July 31, 2005 Announcements

Sunday, July 31, 2005

Reason Roundup

Stop by the Charlotte Capitalist for this week's Reason Roundup.

Welcome to the Reason Roundup! The end of the "War On Terror." Lance. "Yo, Adrienne!" Judging judges. "The Wonder Years".
Midweek Sampler

Martin Lindeskog has resumed his midweek roundup over at Ego.

Captions, Wine, and Recipes

Willy Shake is hosting a caption contest at Unconsidered Trifles which manages to remind me both of the Austin Powers trilogy and an episode of a favorite British comedy series. (But I might have to work a little to get the latter into caption form.) He passes his weekly wine recommendation over to Bothenook.

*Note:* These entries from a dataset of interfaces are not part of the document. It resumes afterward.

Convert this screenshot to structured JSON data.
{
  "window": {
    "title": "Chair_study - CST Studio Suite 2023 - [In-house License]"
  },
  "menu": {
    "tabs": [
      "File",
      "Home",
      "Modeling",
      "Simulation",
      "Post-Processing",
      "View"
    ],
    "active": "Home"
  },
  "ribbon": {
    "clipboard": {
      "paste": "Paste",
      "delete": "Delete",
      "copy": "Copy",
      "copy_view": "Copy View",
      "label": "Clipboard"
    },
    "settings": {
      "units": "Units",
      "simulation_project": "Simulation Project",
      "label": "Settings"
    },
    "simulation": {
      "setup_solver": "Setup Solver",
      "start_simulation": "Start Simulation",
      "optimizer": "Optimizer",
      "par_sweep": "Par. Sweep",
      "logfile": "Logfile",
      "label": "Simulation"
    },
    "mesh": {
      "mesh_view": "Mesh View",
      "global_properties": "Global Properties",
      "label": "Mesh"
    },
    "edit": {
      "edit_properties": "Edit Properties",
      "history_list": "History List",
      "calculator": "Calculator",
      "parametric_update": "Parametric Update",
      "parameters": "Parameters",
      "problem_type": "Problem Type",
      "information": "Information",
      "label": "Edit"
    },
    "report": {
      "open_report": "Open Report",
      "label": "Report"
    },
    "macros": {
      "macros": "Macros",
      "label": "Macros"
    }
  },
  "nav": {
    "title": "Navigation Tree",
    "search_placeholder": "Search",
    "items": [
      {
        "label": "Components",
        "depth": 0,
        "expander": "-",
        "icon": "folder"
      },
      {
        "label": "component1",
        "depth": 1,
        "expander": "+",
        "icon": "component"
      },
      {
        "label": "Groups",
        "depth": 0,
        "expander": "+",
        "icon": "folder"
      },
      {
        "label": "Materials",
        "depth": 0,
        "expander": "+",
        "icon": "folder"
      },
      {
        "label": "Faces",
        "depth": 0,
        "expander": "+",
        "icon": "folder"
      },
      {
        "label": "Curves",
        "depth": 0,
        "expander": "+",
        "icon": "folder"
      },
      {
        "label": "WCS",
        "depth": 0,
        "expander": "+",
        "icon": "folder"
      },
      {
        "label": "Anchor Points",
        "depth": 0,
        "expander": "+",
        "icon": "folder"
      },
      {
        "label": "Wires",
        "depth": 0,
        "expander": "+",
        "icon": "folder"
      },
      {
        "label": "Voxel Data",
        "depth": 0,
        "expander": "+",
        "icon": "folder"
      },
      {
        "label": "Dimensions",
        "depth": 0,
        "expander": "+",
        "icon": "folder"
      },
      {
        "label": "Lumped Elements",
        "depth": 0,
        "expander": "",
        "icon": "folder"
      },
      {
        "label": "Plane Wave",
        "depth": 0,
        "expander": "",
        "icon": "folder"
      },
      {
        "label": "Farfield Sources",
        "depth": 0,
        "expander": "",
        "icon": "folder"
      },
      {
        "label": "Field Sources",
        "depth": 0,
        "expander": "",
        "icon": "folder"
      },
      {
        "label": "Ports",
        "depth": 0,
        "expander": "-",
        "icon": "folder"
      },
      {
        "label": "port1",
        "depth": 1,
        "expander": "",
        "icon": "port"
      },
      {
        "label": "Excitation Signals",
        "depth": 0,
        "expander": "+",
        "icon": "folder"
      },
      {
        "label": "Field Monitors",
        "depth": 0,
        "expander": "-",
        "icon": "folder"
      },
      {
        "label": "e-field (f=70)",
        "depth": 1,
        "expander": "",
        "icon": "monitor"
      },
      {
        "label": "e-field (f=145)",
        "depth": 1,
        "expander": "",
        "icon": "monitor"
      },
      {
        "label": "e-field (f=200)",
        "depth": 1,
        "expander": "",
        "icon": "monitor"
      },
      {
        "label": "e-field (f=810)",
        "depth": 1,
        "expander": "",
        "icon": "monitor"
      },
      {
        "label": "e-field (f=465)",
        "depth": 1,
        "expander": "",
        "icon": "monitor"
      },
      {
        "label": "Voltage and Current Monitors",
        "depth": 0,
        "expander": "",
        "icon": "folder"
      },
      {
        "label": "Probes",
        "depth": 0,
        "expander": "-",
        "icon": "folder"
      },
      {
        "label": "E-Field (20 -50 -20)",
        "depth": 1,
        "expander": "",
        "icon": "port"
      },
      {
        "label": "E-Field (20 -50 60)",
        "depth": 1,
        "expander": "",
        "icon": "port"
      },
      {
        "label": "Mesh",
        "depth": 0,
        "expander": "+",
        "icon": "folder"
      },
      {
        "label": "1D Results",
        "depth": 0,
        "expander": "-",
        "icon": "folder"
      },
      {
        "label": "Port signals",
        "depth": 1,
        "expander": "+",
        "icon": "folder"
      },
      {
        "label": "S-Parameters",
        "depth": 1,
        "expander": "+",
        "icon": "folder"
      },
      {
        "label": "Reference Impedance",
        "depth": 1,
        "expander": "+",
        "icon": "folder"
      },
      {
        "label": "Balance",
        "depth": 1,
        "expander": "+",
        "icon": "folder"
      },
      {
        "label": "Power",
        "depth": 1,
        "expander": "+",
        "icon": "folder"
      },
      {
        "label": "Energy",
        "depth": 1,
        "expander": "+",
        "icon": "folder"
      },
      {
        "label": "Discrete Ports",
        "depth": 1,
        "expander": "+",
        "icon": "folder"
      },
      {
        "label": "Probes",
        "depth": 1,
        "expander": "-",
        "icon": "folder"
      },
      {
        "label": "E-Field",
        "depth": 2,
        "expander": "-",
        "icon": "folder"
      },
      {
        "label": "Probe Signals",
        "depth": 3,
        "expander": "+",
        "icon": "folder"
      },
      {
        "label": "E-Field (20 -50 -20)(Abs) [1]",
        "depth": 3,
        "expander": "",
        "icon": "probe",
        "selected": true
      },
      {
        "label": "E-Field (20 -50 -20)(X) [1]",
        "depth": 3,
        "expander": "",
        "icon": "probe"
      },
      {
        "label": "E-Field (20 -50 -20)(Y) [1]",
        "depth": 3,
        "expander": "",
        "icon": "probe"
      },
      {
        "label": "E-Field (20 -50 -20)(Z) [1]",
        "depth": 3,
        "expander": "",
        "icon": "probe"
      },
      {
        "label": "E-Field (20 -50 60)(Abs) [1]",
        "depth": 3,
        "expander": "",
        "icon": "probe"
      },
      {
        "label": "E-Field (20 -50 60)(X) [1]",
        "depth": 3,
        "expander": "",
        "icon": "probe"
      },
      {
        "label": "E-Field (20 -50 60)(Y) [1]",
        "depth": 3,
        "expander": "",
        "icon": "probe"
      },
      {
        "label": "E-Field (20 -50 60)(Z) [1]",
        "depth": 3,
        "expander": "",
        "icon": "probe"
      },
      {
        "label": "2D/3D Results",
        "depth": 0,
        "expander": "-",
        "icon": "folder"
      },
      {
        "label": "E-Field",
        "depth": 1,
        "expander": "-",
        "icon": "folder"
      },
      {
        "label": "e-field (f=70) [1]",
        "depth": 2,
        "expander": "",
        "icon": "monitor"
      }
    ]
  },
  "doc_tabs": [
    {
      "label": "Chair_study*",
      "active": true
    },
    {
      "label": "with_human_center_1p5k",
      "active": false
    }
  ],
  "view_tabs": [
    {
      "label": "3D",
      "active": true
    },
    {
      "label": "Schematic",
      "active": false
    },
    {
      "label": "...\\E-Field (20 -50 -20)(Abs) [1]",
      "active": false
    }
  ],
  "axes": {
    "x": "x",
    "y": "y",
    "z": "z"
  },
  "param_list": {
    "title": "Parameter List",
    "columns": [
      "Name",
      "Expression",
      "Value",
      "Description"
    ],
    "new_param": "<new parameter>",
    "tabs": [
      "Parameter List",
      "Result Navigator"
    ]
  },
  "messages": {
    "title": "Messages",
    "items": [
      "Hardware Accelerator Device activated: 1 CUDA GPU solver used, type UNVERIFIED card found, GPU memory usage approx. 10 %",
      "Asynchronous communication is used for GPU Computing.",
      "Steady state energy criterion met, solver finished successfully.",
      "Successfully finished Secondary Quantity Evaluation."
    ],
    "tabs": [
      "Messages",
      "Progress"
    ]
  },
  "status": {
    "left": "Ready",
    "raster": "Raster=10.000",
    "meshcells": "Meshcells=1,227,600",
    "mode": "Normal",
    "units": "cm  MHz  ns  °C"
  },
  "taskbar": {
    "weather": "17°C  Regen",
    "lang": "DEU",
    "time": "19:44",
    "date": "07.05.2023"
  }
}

The last three bloggers I mentioned all happen to appear in this week's Carnival of Recipes, hosted by Christina at Feisty Repartee. I'm not in said carnival, but after dropping by from Martin's blog, I was so impressed with how it was done that I wanted to save the link. I like her idea of including a non-recipe sample post so much that if I decide to host a similar carnival, I'll likely do the same thing.

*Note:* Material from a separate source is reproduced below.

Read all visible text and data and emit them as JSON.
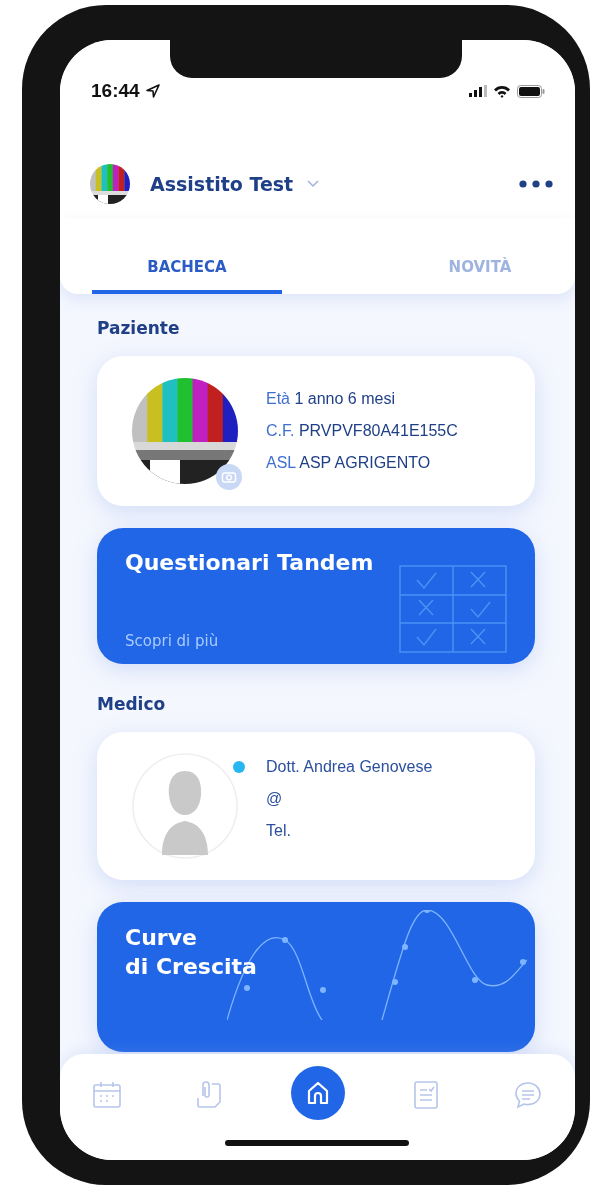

Three Bloody Good CDs

A good friend from way back, Adrian Hester, recently sent me three CDs. I have said before that he is a man of impeccable taste in music. My wife and I both enjoyed all three of these. I'll describe each very briefly below. For each CD, the heading is: Title -- Artist -- Genre.

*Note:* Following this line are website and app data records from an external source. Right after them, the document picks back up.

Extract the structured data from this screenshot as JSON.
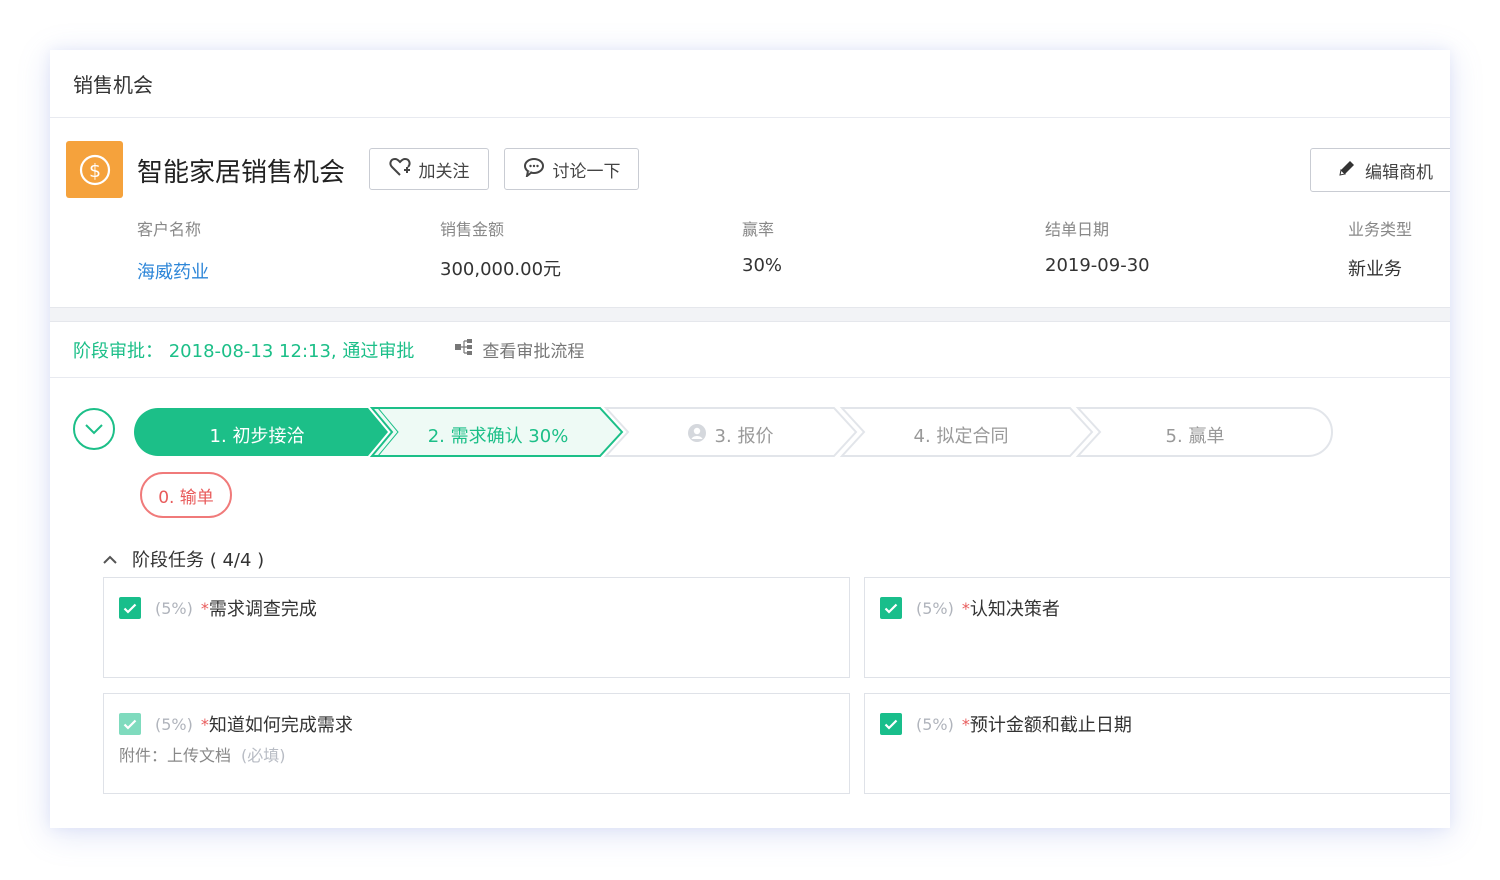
{
  "page": {
    "title": "销售机会"
  },
  "opportunity": {
    "icon": "dollar-coin-icon",
    "title": "智能家居销售机会",
    "follow_label": "加关注",
    "discuss_label": "讨论一下",
    "edit_label": "编辑商机"
  },
  "fields": [
    {
      "label": "客户名称",
      "value": "海威药业"
    },
    {
      "label": "销售金额",
      "value": "300,000.00元"
    },
    {
      "label": "赢率",
      "value": "30%"
    },
    {
      "label": "结单日期",
      "value": "2019-09-30"
    },
    {
      "label": "业务类型",
      "value": "新业务"
    }
  ],
  "approval": {
    "text": "阶段审批：  2018-08-13 12:13, 通过审批",
    "view_label": "查看审批流程"
  },
  "stages": [
    {
      "label": "1. 初步接洽",
      "state": "done"
    },
    {
      "label": "2. 需求确认 30%",
      "state": "current"
    },
    {
      "label": "3. 报价",
      "state": "pending"
    },
    {
      "label": "4. 拟定合同",
      "state": "pending"
    },
    {
      "label": "5. 赢单",
      "state": "pending"
    }
  ],
  "lost_stage": {
    "label": "0. 输单"
  },
  "tasks_section": {
    "title": "阶段任务 ( 4/4 )"
  },
  "tasks": [
    {
      "pct": "(5%)",
      "required": "*",
      "name": "需求调查完成",
      "checked": true
    },
    {
      "pct": "(5%)",
      "required": "*",
      "name": "认知决策者",
      "checked": true
    },
    {
      "pct": "(5%)",
      "required": "*",
      "name": "知道如何完成需求",
      "checked": true,
      "attachment_label": "附件：上传文档",
      "attachment_note": "(必填)"
    },
    {
      "pct": "(5%)",
      "required": "*",
      "name": "预计金额和截止日期",
      "checked": true
    }
  ],
  "colors": {
    "accent": "#1cbf88",
    "link": "#2d86d8",
    "danger": "#e85b5b",
    "logo": "#f5a23c"
  }
}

Cactus Juice -- Mobtown -- Ska

For those who don't know what ska is, get this if you like jazz or reggae. Get it yesterday if you like both. This was made in L.A., so other influences are detectable as well. The vocals by Amy Long are fantastic. Steel drums, a rarity in ska, make an appearance to splendid effect.

Forverts -- Yid Vicious -- Klezmer

This was my first exposure to Klezmer music. The wife described it as "festive and fun". I fully agree. Though I think this music was on the traditional side, the CD is hardly without innovation -- unless "chosen people" means "chosen to play the electric guitar" and I don't know this 'cause I'm not Jewish. One song begins with an electric guitar riff. I'll confess that such a start usually tempts me to hit the "skip" button. But this was something like the fourth song and by then, I wanted to see where this would go. Alas, if I recall correctly, that was the only song on the CD with electric guitar. Vicious marketing ploy, that!

Belly of the Sun -- Cassandra Wilson -- Blues

Calling this strictly "blues" would be a stretch on my part. Cassandra Wilson, who hails from Jackson, Mississippi, my home town, ranges from blues to jazz to country on this album, which she mostly recorded in a railroad station in Clarksdale to get herself into the right mood.

All three of these would be good for parties. The last will double as background music for my next poker game. I lean towards Cactus Juice as my favorite of the three, but I guess I'll have to listen to each several more times to be completely sure. Anything to get the right information to my readers! Such dedication....

Thanks, Adrian!

That's a wrap!

-- CAV


8-1-05: Added the "magic words" to the CD section.

1 comment:

Unknown said...

Glad you liked the CDs so much, Gus! Forverts is more traditional than most of the klezmerish music I listen to, but it's not as traditionalist as, say, The Klezmer Conservatory Band or (from what I've heard of them) Brave Old World. A very fine album well worth keeping an eye out for, one that mixes klezmer and swing, is Tanz! by Dave Tarras and the Musiker Brothers (1955). Dave Tarras was a master of klezmer clarinet; his son-in-law Sam Musiker was both a jazz and a klezmer clarinetist. This album was Musiker's conception, with arrangements of klezmer songs as swing pieces; he played his clarinet in a jazzy style while Tarras (who didn't have a feel for jazz) played a traditional klezmer style. It's a brilliant piece of work and one of the finest klezmer albums ever made, but the record company gave it very short shrift. (It was apparently too "ethnic" for the jazz executives, who for some reason decided to put a couple on the cover who look almost like the Aryan ideal and settled on liner notes that seem to have been written for an audience that had never even met a Jew.) It sank with little trace, taking Musiker's career with it, alas, and he died quite bitter in the mid-70s. By the way, you'll find both Tarras and Musiker mentioned in the liner notes for Forverts!

The klezmer-based jazz albums that I like best are Paul Shapiro's Midnight Minyan, which mixes klezmer and New Orleans jazz, and Steven Bernstein's Diaspora Soul. Both are put out by John Zorn's very uneven label Tzadik, which has some very good albums and many very weird musical abortions. (Devoted to the avant garde, and the albums tend to be self-indulgent.) Another good album of consciously Jewish jazz on the label is Anthony Coleman's Sephardic Tinge, which being Sephardic has a very Latin sound without a trace of Eastern European music.

And finally, a bizarre idea which succeeded brilliantly: Klezmer bluegrass!